• Brief: An exact copy of the data below is required; return it in full.

(Beginning of Data for processing)

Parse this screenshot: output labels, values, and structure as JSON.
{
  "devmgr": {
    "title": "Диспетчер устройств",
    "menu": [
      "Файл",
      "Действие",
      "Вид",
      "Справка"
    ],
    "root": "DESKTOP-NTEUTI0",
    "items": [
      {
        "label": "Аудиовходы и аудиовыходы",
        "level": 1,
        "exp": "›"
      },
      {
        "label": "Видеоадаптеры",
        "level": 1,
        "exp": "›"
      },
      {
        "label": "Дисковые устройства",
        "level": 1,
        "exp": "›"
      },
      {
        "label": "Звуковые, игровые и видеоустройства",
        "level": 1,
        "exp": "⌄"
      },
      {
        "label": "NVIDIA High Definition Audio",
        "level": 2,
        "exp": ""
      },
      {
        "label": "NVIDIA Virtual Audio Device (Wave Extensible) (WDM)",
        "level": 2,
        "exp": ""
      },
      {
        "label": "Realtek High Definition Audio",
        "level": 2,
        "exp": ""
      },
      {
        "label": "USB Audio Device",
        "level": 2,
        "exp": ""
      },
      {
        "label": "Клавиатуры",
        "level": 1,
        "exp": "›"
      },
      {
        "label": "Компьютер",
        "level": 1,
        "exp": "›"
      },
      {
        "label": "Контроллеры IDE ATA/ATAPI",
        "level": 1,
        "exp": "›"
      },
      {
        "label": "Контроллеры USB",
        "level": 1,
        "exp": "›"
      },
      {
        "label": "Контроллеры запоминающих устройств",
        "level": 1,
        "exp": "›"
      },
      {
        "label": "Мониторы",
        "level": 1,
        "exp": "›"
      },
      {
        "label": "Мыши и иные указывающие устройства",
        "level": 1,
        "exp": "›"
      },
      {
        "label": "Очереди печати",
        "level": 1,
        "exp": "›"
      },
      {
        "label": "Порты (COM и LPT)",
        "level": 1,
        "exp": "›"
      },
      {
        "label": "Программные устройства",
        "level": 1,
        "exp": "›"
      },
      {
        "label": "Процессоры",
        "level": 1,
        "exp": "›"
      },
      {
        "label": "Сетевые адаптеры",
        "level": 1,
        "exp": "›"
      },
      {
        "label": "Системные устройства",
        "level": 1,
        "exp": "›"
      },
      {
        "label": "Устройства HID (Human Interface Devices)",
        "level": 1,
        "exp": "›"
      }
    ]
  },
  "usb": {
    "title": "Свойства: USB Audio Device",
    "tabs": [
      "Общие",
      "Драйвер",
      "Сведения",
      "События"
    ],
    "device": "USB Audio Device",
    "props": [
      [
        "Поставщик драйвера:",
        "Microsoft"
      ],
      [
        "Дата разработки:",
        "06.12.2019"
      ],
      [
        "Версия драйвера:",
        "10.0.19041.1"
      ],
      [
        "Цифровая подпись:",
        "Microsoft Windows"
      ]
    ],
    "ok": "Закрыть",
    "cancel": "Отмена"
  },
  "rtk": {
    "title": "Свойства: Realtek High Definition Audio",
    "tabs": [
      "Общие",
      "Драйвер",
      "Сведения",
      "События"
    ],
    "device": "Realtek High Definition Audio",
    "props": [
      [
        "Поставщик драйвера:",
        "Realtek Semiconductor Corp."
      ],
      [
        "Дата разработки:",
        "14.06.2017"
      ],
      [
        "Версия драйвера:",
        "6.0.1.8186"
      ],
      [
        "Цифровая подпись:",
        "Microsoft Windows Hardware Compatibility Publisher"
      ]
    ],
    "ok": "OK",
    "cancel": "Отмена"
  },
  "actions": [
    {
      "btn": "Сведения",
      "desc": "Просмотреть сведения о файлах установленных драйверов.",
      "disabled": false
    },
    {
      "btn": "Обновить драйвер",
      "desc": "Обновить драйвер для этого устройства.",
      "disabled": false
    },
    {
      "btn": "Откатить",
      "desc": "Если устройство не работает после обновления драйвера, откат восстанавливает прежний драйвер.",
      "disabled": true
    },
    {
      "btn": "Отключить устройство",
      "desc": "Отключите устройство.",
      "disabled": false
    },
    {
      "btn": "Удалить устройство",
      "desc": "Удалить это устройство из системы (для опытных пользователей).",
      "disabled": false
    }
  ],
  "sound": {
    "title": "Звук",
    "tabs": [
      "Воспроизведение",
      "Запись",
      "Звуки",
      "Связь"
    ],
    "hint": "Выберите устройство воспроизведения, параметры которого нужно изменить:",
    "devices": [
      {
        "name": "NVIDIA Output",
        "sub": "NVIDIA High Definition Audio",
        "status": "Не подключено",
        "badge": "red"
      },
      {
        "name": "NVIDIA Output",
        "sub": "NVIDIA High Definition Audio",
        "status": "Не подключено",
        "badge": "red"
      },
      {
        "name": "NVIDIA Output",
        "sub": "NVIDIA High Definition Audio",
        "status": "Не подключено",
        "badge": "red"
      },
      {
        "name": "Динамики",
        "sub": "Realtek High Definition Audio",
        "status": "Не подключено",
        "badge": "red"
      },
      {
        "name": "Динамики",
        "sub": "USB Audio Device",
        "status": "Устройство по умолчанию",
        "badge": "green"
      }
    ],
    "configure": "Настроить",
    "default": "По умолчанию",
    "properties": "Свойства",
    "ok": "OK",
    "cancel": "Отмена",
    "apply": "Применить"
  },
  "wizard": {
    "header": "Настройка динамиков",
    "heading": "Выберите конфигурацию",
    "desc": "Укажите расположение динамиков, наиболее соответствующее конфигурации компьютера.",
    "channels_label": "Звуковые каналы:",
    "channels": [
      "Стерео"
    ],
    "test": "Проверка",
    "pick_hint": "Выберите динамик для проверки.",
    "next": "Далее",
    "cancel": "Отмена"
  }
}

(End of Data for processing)

• Task answer:
Parse this screenshot: output labels, values, and structure as JSON.
{
  "devmgr": {
    "title": "Диспетчер устройств",
    "menu": [
      "Файл",
      "Действие",
      "Вид",
      "Справка"
    ],
    "root": "DESKTOP-NTEUTI0",
    "items": [
      {
        "label": "Аудиовходы и аудиовыходы",
        "level": 1,
        "exp": "›"
      },
      {
        "label": "Видеоадаптеры",
        "level": 1,
        "exp": "›"
      },
      {
        "label": "Дисковые устройства",
        "level": 1,
        "exp": "›"
      },
      {
        "label": "Звуковые, игровые и видеоустройства",
        "level": 1,
        "exp": "⌄"
      },
      {
        "label": "NVIDIA High Definition Audio",
        "level": 2,
        "exp": ""
      },
      {
        "label": "NVIDIA Virtual Audio Device (Wave Extensible) (WDM)",
        "level": 2,
        "exp": ""
      },
      {
        "label": "Realtek High Definition Audio",
        "level": 2,
        "exp": ""
      },
      {
        "label": "USB Audio Device",
        "level": 2,
        "exp": ""
      },
      {
        "label": "Клавиатуры",
        "level": 1,
        "exp": "›"
      },
      {
        "label": "Компьютер",
        "level": 1,
        "exp": "›"
      },
      {
        "label": "Контроллеры IDE ATA/ATAPI",
        "level": 1,
        "exp": "›"
      },
      {
        "label": "Контроллеры USB",
        "level": 1,
        "exp": "›"
      },
      {
        "label": "Контроллеры запоминающих устройств",
        "level": 1,
        "exp": "›"
      },
      {
        "label": "Мониторы",
        "level": 1,
        "exp": "›"
      },
      {
        "label": "Мыши и иные указывающие устройства",
        "level": 1,
        "exp": "›"
      },
      {
        "label": "Очереди печати",
        "level": 1,
        "exp": "›"
      },
      {
        "label": "Порты (COM и LPT)",
        "level": 1,
        "exp": "›"
      },
      {
        "label": "Программные устройства",
        "level": 1,
        "exp": "›"
      },
      {
        "label": "Процессоры",
        "level": 1,
        "exp": "›"
      },
      {
        "label": "Сетевые адаптеры",
        "level": 1,
        "exp": "›"
      },
      {
        "label": "Системные устройства",
        "level": 1,
        "exp": "›"
      },
      {
        "label": "Устройства HID (Human Interface Devices)",
        "level": 1,
        "exp": "›"
      }
    ]
  },
  "usb": {
    "title": "Свойства: USB Audio Device",
    "tabs": [
      "Общие",
      "Драйвер",
      "Сведения",
      "События"
    ],
    "device": "USB Audio Device",
    "props": [
      [
        "Поставщик драйвера:",
        "Microsoft"
      ],
      [
        "Дата разработки:",
        "06.12.2019"
      ],
      [
        "Версия драйвера:",
        "10.0.19041.1"
      ],
      [
        "Цифровая подпись:",
        "Microsoft Windows"
      ]
    ],
    "ok": "Закрыть",
    "cancel": "Отмена"
  },
  "rtk": {
    "title": "Свойства: Realtek High Definition Audio",
    "tabs": [
      "Общие",
      "Драйвер",
      "Сведения",
      "События"
    ],
    "device": "Realtek High Definition Audio",
    "props": [
      [
        "Поставщик драйвера:",
        "Realtek Semiconductor Corp."
      ],
      [
        "Дата разработки:",
        "14.06.2017"
      ],
      [
        "Версия драйвера:",
        "6.0.1.8186"
      ],
      [
        "Цифровая подпись:",
        "Microsoft Windows Hardware Compatibility Publisher"
      ]
    ],
    "ok": "OK",
    "cancel": "Отмена"
  },
  "actions": [
    {
      "btn": "Сведения",
      "desc": "Просмотреть сведения о файлах установленных драйверов.",
      "disabled": false
    },
    {
      "btn": "Обновить драйвер",
      "desc": "Обновить драйвер для этого устройства.",
      "disabled": false
    },
    {
      "btn": "Откатить",
      "desc": "Если устройство не работает после обновления драйвера, откат восстанавливает прежний драйвер.",
      "disabled": true
    },
    {
      "btn": "Отключить устройство",
      "desc": "Отключите устройство.",
      "disabled": false
    },
    {
      "btn": "Удалить устройство",
      "desc": "Удалить это устройство из системы (для опытных пользователей).",
      "disabled": false
    }
  ],
  "sound": {
    "title": "Звук",
    "tabs": [
      "Воспроизведение",
      "Запись",
      "Звуки",
      "Связь"
    ],
    "hint": "Выберите устройство воспроизведения, параметры которого нужно изменить:",
    "devices": [
      {
        "name": "NVIDIA Output",
        "sub": "NVIDIA High Definition Audio",
        "status": "Не подключено",
        "badge": "red"
      },
      {
        "name": "NVIDIA Output",
        "sub": "NVIDIA High Definition Audio",
        "status": "Не подключено",
        "badge": "red"
      },
      {
        "name": "NVIDIA Output",
        "sub": "NVIDIA High Definition Audio",
        "status": "Не подключено",
        "badge": "red"
      },
      {
        "name": "Динамики",
        "sub": "Realtek High Definition Audio",
        "status": "Не подключено",
        "badge": "red"
      },
      {
        "name": "Динамики",
        "sub": "USB Audio Device",
        "status": "Устройство по умолчанию",
        "badge": "green"
      }
    ],
    "configure": "Настроить",
    "default": "По умолчанию",
    "properties": "Свойства",
    "ok": "OK",
    "cancel": "Отмена",
    "apply": "Применить"
  },
  "wizard": {
    "header": "Настройка динамиков",
    "heading": "Выберите конфигурацию",
    "desc": "Укажите расположение динамиков, наиболее соответствующее конфигурации компьютера.",
    "channels_label": "Звуковые каналы:",
    "channels": [
      "Стерео"
    ],
    "test": "Проверка",
    "pick_hint": "Выберите динамик для проверки.",
    "next": "Далее",
    "cancel": "Отмена"
  }
}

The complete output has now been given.